Water or volcanic substrates
Low elevations (<300 meters above sea level)
Giant reed is one of the largest grasses in the world. Sometimes confused with bamboo, it often reaches heights of 30 feet tall in coastal California. Long, thin leaves grow from nodes along the plant’s hollow stems (“culms”), which are often referred to as canes. From March to September, giant reed may produce large, plume-like flowers.
Giant reed is hydrophyte, which means it grows best near water (including groundwater). It tolerates flooding and salty conditions. In California, it is most often found near lakes, streams, wetlands, and man-made waterways, particularly near disturbed native riparian vegetation. In the LA region, giant reed rarely invades mountain canyons, but elsewhere in the world it has been found at elevations of 8,000 feet.
Impact in California
Giant reed is considered a major threat to California’s stream habitats. Its impacts include:

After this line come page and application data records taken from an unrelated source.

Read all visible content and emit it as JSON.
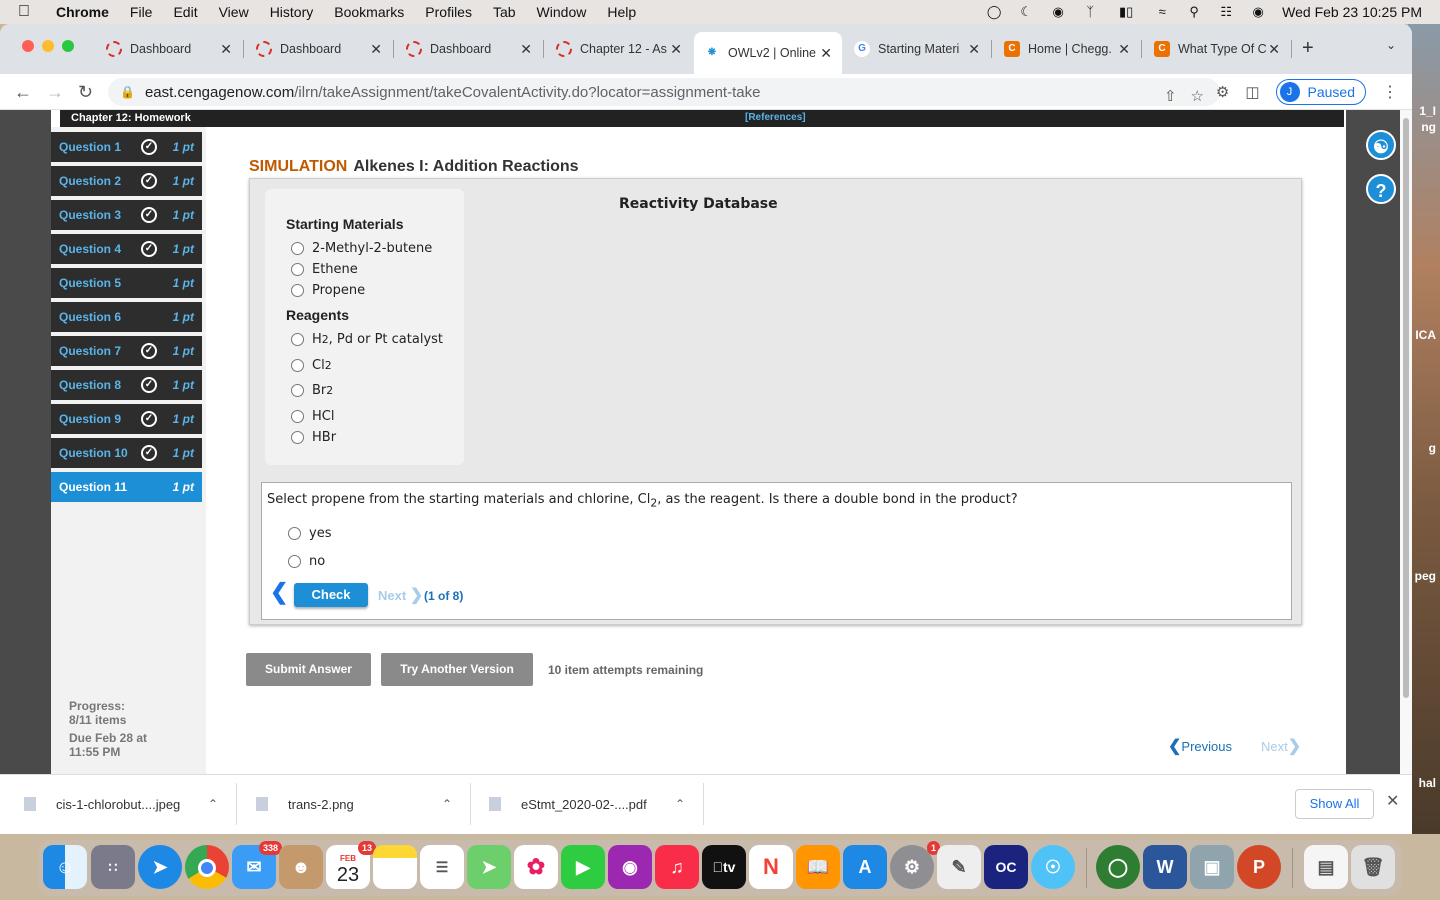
{
  "menubar": {
    "app": "Chrome",
    "items": [
      "File",
      "Edit",
      "View",
      "History",
      "Bookmarks",
      "Profiles",
      "Tab",
      "Window",
      "Help"
    ],
    "datetime": "Wed Feb 23  10:25 PM"
  },
  "tabs": [
    {
      "label": "Dashboard"
    },
    {
      "label": "Dashboard"
    },
    {
      "label": "Dashboard"
    },
    {
      "label": "Chapter 12 - As"
    },
    {
      "label": "OWLv2 | Online"
    },
    {
      "label": "Starting Materi"
    },
    {
      "label": "Home | Chegg."
    },
    {
      "label": "What Type Of C"
    }
  ],
  "address": {
    "host": "east.cengagenow.com",
    "path": "/ilrn/takeAssignment/takeCovalentActivity.do?locator=assignment-take"
  },
  "profile": {
    "initial": "J",
    "status": "Paused"
  },
  "assignment": {
    "chapter": "Chapter 12: Homework",
    "references": "[References]",
    "questions": [
      {
        "label": "Question 1",
        "pts": "1 pt"
      },
      {
        "label": "Question 2",
        "pts": "1 pt"
      },
      {
        "label": "Question 3",
        "pts": "1 pt"
      },
      {
        "label": "Question 4",
        "pts": "1 pt"
      },
      {
        "label": "Question 5",
        "pts": "1 pt"
      },
      {
        "label": "Question 6",
        "pts": "1 pt"
      },
      {
        "label": "Question 7",
        "pts": "1 pt"
      },
      {
        "label": "Question 8",
        "pts": "1 pt"
      },
      {
        "label": "Question 9",
        "pts": "1 pt"
      },
      {
        "label": "Question 10",
        "pts": "1 pt"
      },
      {
        "label": "Question 11",
        "pts": "1 pt"
      }
    ],
    "progress_label": "Progress:",
    "progress_value": "8/11 items",
    "due_label": "Due Feb 28 at",
    "due_time": "11:55 PM"
  },
  "simulation": {
    "tag": "SIMULATION",
    "title": "Alkenes I: Addition Reactions",
    "db_title": "Reactivity Database",
    "starting_header": "Starting Materials",
    "starting": [
      "2-Methyl-2-butene",
      "Ethene",
      "Propene"
    ],
    "reagents_header": "Reagents",
    "reagents": [
      {
        "base": "H",
        "sub": "2",
        "rest": ", Pd or Pt catalyst"
      },
      {
        "base": "Cl",
        "sub": "2",
        "rest": ""
      },
      {
        "base": "Br",
        "sub": "2",
        "rest": ""
      },
      {
        "base": "HCl",
        "sub": "",
        "rest": ""
      },
      {
        "base": "HBr",
        "sub": "",
        "rest": ""
      }
    ],
    "question_pre": "Select propene from the starting materials and chlorine, Cl",
    "question_sub": "2",
    "question_post": ", as the reagent. Is there a double bond in the product?",
    "answers": [
      "yes",
      "no"
    ],
    "check_label": "Check",
    "next_label": "Next",
    "step": "(1 of 8)"
  },
  "actions": {
    "submit": "Submit Answer",
    "try_another": "Try Another Version",
    "attempts": "10 item attempts remaining",
    "previous": "Previous",
    "next": "Next"
  },
  "downloads": {
    "files": [
      "cis-1-chlorobut....jpeg",
      "trans-2.png",
      "eStmt_2020-02-....pdf"
    ],
    "show_all": "Show All"
  },
  "dock": {
    "mail_badge": "338",
    "calendar_month": "FEB",
    "calendar_day": "23",
    "calendar_badge": "13",
    "settings_badge": "1"
  },
  "wallpaper_text": [
    "1_I",
    "ng",
    "ICA",
    "g",
    "peg",
    "hal"
  ]
}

- Decreasing native biodiversity and habitat quality. Giant reed is an extremely fast grower that uses more that forms deep roots and large masses of underground rhizomes. Once established, it forms dense monocultures that provide little food or habitat for native wildlife, which prefer native riparian trees like willow and cottonwood. The endangered southwestern willow flycatcher, for example, will not nest in areas dominated by giant reed. Colonies of giant reed can also alter water quality, which threatens other endangered species like the unarmored threespine stickleback and Nevin’s barberry.
- Increasing likelihood of wildfire. The fast-growing canes of giant reed are highly flammable. Large infestations could thus potentially increase the likelihood and intensity of wildfire in riparian areas. Arundo also appears to recover more quickly than native vegetation, which further decreases riparian biodiversity.
- Damage to flood control channels. Because the roots of giant reed grow so close to the soil surface, they are easily ripped out during storms. This creates debris that can jam bridges and culverts. And since these roots hold soil in place, riverbanks become destabilized – contributing to more flooding.
Controlling giant reed requires regional coordination, from the top of the watershed to areas down stream. Because pieces of broken roots and rhizomes can establish new plants, giant reed can spread easily to new locations. Preventing this spread through activities such as grading and construction is thus key to containing infestations. Direct management efforts, including cane cutting and removal or herbicide treatment, require funding and support.
Species records for distribution model provided by iNaturalist and Calflora